Because of this subjective element, it is important that, as far as possible, the author of the data is involved in this selection process, abides by the policies that apply to his/her project (e.g. those of the funders) and scrupulously documents the decisions made and the reasons for them. It will not be a perfect process, but should at least be a sensible one.
How do I know what to keep and what to delete?
- does my funder or the university need me to keep this data and / or make it available for a certain amount of time?
- does this data constitute the 'vital records' of a project, organisation or consortium and therefore need to be retained indefinitely?
- do I have the legal and intellectual property rights to keep and re-use this data? If not, can these be negotiated?
- does sufficient documentation and descriptive information (‘metadata’) exist to explain the data, and allow the data or record to be found wherever it ends up being stored? (in other words, how FAIR is this data?)
- if I need to pay to keep the data, can I afford it?
Once you have sorted through your files by asking yourself the above questions, you can :
- Check your data protection responsibilities (consent, legal obligations and ethical considerations, anonymisation)
- Prepare the documentation for each of your files for inclusion in an archive (README File, metadata, naming, ...) and if necessary, convert them into a format suitable for long-term preservation.

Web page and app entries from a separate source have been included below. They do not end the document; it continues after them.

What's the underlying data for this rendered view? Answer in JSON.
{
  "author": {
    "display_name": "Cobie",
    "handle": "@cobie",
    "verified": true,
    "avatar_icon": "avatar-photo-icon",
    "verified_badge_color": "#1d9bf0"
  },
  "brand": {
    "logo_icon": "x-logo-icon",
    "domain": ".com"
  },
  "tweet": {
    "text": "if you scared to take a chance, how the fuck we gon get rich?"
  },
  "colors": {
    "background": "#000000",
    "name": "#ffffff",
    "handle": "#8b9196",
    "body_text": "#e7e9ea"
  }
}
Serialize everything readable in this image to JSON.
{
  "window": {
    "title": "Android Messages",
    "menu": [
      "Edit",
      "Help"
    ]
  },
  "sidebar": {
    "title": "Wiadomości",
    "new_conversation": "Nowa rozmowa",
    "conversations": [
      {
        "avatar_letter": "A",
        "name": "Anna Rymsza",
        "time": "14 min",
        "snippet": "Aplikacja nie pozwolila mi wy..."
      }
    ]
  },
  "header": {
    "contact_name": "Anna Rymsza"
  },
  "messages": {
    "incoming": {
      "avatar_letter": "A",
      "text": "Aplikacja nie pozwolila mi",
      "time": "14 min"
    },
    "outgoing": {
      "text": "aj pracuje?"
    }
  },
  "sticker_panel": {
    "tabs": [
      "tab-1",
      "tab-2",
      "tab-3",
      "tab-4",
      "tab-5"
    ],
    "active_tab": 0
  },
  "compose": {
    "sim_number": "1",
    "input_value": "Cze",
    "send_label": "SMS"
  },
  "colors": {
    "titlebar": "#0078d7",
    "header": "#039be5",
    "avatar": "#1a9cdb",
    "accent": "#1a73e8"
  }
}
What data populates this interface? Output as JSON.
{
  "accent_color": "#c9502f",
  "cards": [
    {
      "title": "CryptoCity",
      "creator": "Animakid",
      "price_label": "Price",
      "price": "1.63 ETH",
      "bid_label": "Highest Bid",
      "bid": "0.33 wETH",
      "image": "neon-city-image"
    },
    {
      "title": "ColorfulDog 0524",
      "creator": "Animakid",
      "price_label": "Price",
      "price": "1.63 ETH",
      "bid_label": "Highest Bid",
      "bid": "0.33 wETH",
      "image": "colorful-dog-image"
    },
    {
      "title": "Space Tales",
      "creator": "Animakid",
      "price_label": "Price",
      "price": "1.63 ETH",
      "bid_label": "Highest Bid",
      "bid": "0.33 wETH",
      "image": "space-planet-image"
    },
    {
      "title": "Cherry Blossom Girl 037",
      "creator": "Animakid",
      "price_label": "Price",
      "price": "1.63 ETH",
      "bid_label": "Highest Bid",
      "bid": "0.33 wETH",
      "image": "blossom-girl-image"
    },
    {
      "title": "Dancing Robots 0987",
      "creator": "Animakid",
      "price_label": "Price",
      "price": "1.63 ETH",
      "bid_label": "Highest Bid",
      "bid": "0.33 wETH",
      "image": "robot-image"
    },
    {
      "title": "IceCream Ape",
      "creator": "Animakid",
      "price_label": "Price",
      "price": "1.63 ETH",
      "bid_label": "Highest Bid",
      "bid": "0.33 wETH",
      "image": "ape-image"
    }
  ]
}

- Inform you on the steps to follow to deposit them in a data repository in order to preserve them durably and eventually share them.